There were adjustment issues. Those products where Chinese production was most readily added to world supply supplanted competing products. Their producers in other countries found that they had to change. Jobs and whole communities were disrupted and those most affected did not find consolation in the cheaper goods and services available to those who were able to buy them. Resort to protectionism was a more popular response.


I have deliberately emphasised political issues within countries and the familiar difficulty of managing  change when many people benefit a little and a few people incur significant adjustment costs. However, those issues occur in a context where countries are interdependent. And that interdependence constrains their choices as they seek economic prosperity, security, and social goals such as human rights, while they respond to innovation and prepare for the future. Foreign policy is not an optional extra; it is a core part of policy development and implementation.


Foreign policy is, however, not the preserve of diplomats. The agenda of international economic issues, tariffs, subsidies, government procurement, standards, sanitary and phyto-sanitary requirements, professional licensing, investment, services and digitalization, means that the entire regulatory regime is involved. Economies will naturally focus of those parties with whom there are most interactions but the growth of international production networks inevitably widens the group of relevant parties. Bilateral agreements become less common than regional agreements, and the compatibility of regional agreements highlights the importance of the multilateral agreement.


A similar argument can be made for any element of policy – security, environmental, etc. It is clearly better that issues should not always be considered as new and distinct. Some can be foreseen and preparation made for them in advance. There can be international rules.

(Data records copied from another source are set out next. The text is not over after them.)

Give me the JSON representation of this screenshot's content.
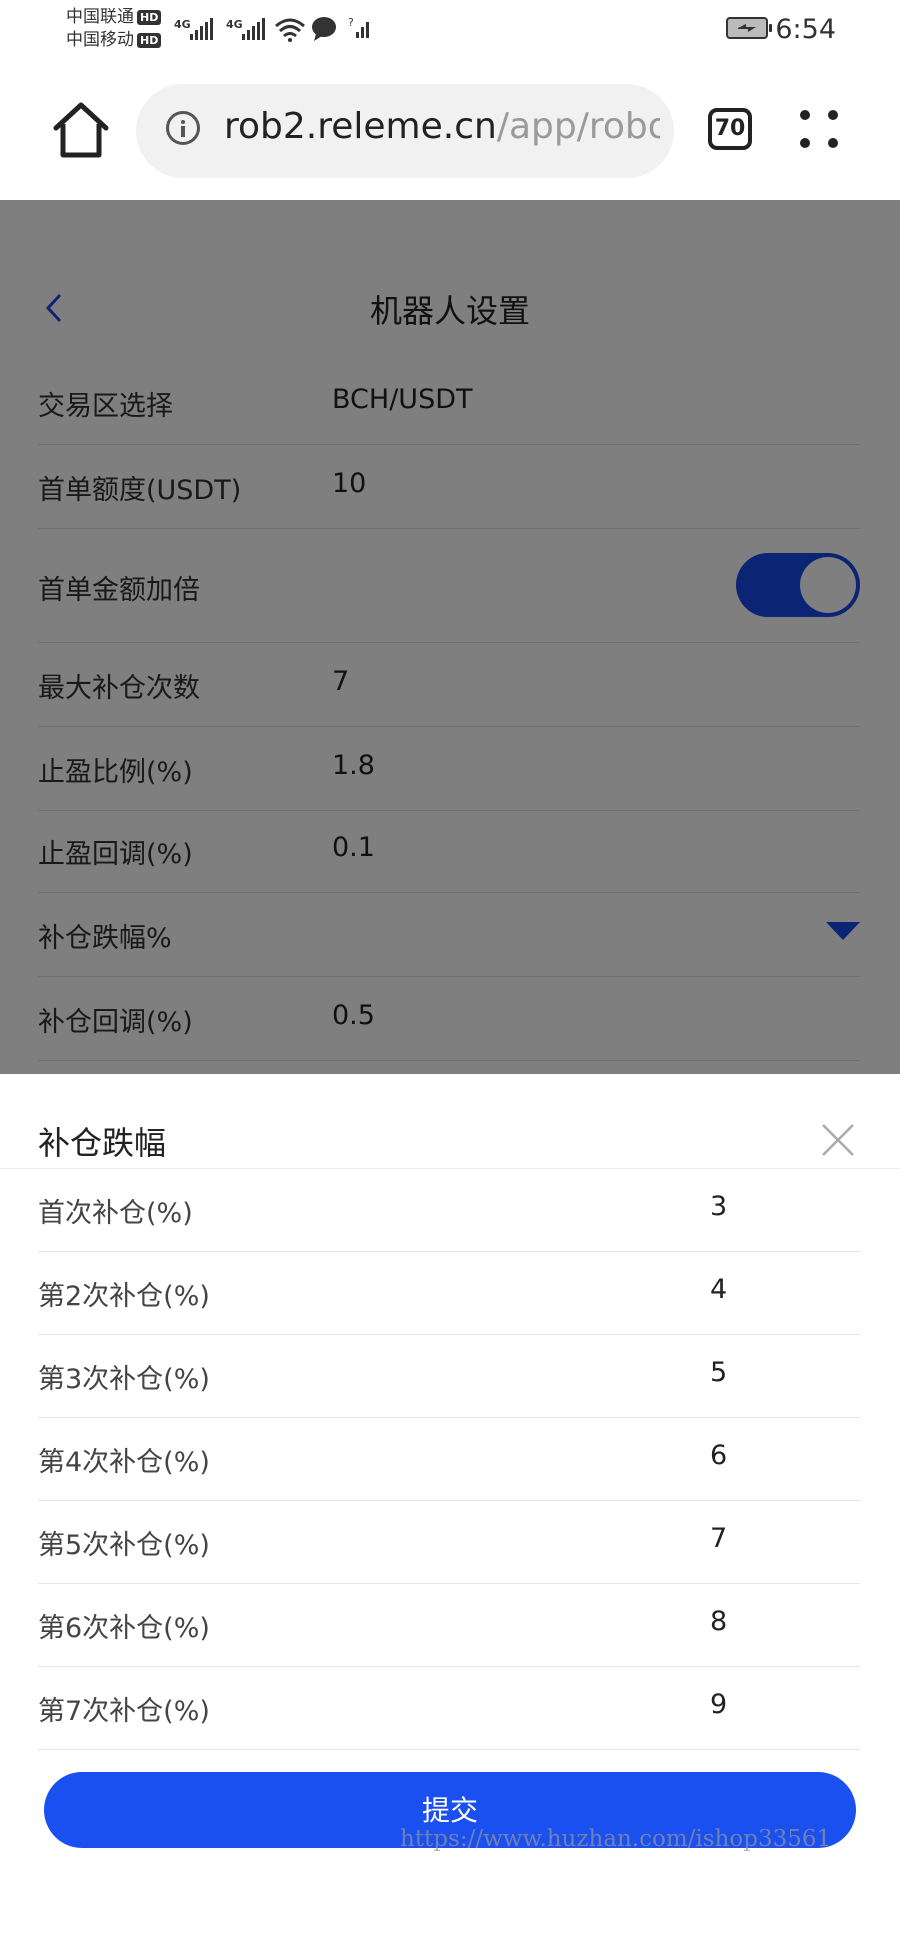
{
  "status_bar": {
    "carrier1": "中国联通",
    "carrier2": "中国移动",
    "hd": "HD",
    "net1": "4G",
    "net2": "4G",
    "time": "6:54"
  },
  "browser": {
    "url_host": "rob2.releme.cn",
    "url_path": "/app/robot",
    "tab_count": "70"
  },
  "page": {
    "title": "机器人设置",
    "rows": [
      {
        "label": "交易区选择",
        "value": "BCH/USDT"
      },
      {
        "label": "首单额度(USDT)",
        "value": "10"
      },
      {
        "label": "首单金额加倍",
        "toggle": true
      },
      {
        "label": "最大补仓次数",
        "value": "7"
      },
      {
        "label": "止盈比例(%)",
        "value": "1.8"
      },
      {
        "label": "止盈回调(%)",
        "value": "0.1"
      },
      {
        "label": "补仓跌幅%",
        "dropdown": true
      },
      {
        "label": "补仓回调(%)",
        "value": "0.5"
      }
    ]
  },
  "sheet": {
    "title": "补仓跌幅",
    "rows": [
      {
        "label": "首次补仓(%)",
        "value": "3"
      },
      {
        "label": "第2次补仓(%)",
        "value": "4"
      },
      {
        "label": "第3次补仓(%)",
        "value": "5"
      },
      {
        "label": "第4次补仓(%)",
        "value": "6"
      },
      {
        "label": "第5次补仓(%)",
        "value": "7"
      },
      {
        "label": "第6次补仓(%)",
        "value": "8"
      },
      {
        "label": "第7次补仓(%)",
        "value": "9"
      }
    ],
    "submit_label": "提交"
  },
  "watermark": "https://www.huzhan.com/ishop33561",
  "colors": {
    "accent": "#1a4ff0",
    "toggle": "#1648e6"
  }
}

There is no doubt about the importance of rules. What can be disputed is the content of the rules, and especially how rules should be adapted to changing circumstances. Stable international rules have to be made and maintained by agreement. Small economies are naturally predisposed to favour rules – although not necessarily the precise content favoured by other parties – while large economies are more likely to think they can impose their views on others. Even they are constrained by other large economies and by the cost of monitoring and enforcing rules on reluctant partners.

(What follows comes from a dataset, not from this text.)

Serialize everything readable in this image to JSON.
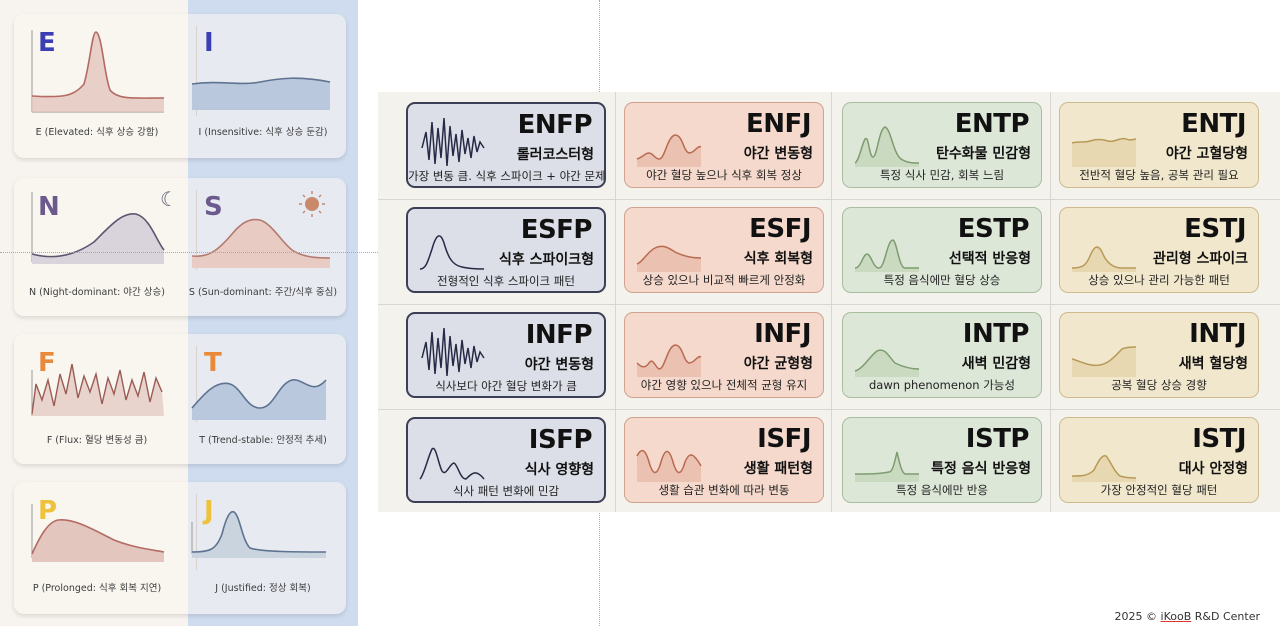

The rules for different policy domains obviously have to be consistent. And disagreements in any area will obviously flow into the attitudes and feelings of confidence which influence efforts to reach agreement in other areas. International negotiations will never be free from disagreement and even conflict any more than will any national political debate. But it is sensible to aim for consensus and acquiescence in compromise.


The immediate objective should be intense scepticism of any proposal to weaponise any one area of policy in pursuit of distinct policy objectives. The first step is to scrutinize effectiveness. It pays to remember that British efforts in the eighteenth and early nineteenth centuries to maintain its monopoly of textile machinery by prohibiting exports were unsuccessful. Repetition of failure is seldom worthwhile. It pays also to consider unintended consequences. The satisfaction of imposing hardship on an opponent dissipates when those most affected are not the intended target, but friends or even the imposer.


Above all, the underlying analysis has to be correct. The Covid pandemic caused interruptions to some supplies but international production networks, especially in Asia, proved to be resilient. The terminology of “production network” draws attention to the availability of substitutes and alternatives in a way that “supply chain” or “value chain” does not, and thereby is a more realistic representation of reality.


And ability to draw on a wide range of alternatives is likely to be much more secure than a retreat to autarchy.